When Emma Tull makes her final qualifying swims at the May 17-18 Class 6A state meet in Topeka, she plans on following that up with a swim in the finals on the second day of the meet.
That would be a significant accomplishment as not a single swimmer for the GCHS girls has reached the final day, either individually or on a relay team, in her four years of varsity swimming for the Lady Buffs.
She hopes to change that to cap off what has been a hugely successful career at GCHS.
If anyone knows the heartbreak of going through the qualifying trials, it would be Tull. In her junior season, in her specialty of the 100-yard breaststroke, she missed the finals by a mere .3 of a second.
“I went through a time during the end of my sophomore year and then starting junior year, where I wasn’t enjoying being in the pool,” Tull said. “So for my senior year, I decided to do something different.”
What she did was stay out of the pool during the summer AAU competition meets, and then opted to run cross country for the Lady Buffs, something she said was one of her best decisions.
“I decided just two days before the fall cross country practice started and it was just a good experience to run, and stay in shape,” Tull said. “Then, when I came back off the winter months, I had that excited feeling about being in the pool and that makes me happy.”
Tull said that her freshman year was probably when the Buffs had their strongest team, with Claire and Grace Schmidt among others leading the way, along with Erika Schafer.
“Those seniors did a lot to help me and others understand what we needed to do for training and then competing,” Tull said. “This year, we had some girls who chose not to come out, so it’s been a real challenge in the practices for me. I’ve found ways to motivate myself.”
Tull also swims on a couple of the Buffs’ relay teams, as well as working in the 200-yard individual medley where she swims all four strokes of 50 yards each (backstroke, butterfly, breaststroke and freestyle).
“The IM is the worst event, and perhaps that is why I like it the most,” Tull said with a big smile. “I have a weird relationship with pain and I feed off it, but don’t necessarily like it.”
Coming off a strong sophomore season and summer success, Tull said she thought she’d be in a position to dominate the Western Athletic Conference. Instead, Dodge City had a foreign exchange student who was just consistently faster all season.
“I had no idea she was there,” Tull recalled of the first meet in which she competed against the foreign exchange student. “I’d won a big summer meet and this girl comes in from Germany and it just made the season really, really tough.”
Tull remembers the stress she self-imposed on herself during her freshman season, and has learned a lot from that experience. She also is the current school record holder in the 100-yard breaststroke.
“I put a lot of pressure on myself after having swam so well in summer meets before high school,” she said. “Now, I just tell myself it’s just a swim meet, and that it’s not the end of the world. As long as I know I’ve gone and tried my best.”
So while the number of teammates has dimmed some in her senior year, Tull said she continues to be motivated not only for herself, but also helping the younger teammates.

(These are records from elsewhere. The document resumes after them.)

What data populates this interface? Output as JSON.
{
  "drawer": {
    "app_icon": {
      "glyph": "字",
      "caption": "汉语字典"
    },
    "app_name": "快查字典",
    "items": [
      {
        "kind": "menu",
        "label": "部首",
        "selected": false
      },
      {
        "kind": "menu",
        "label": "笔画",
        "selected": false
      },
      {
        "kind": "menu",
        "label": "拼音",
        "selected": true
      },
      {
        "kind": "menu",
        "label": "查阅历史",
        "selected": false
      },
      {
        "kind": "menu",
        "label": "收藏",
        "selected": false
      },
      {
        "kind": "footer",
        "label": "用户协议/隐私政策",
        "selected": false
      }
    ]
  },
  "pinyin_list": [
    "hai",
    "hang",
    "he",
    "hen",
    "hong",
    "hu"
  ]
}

“Just like the seniors did for me, I want to pass along to the younger ones what I’ve learned to help them be better,” Tull said.
So if she could write her final chapter of her swimming career, Tull said she wants to surprise her competitors at the state meet.
“I’m a spoiler and I want to show the eastern Kansas girls that I can compete with them this year,” she said. “A couple of weeks ago, I did better at the Trinity meet than some of the others would have expected.”
She will have that opportunity by having swam state qualifying times in both the 100-yard breaststroke and the 200-yard individual medley. But for her, this will be her final curtain call in the competitive pool.
It’s off to Kansas State University next fall where she will study speech pathology. She had college interests at the NAIA level but those schools didn’t have a speech pathology program, so she’s opted for K-State.
“I’m excited and I want to savor these last few meets,” she said. “It’s really hit me hard the last two meets in Manhattan and Hutch. They had Senior Nights and it just kind of got me emotional. It goes so fast and it doesn’t feel like any time at all.”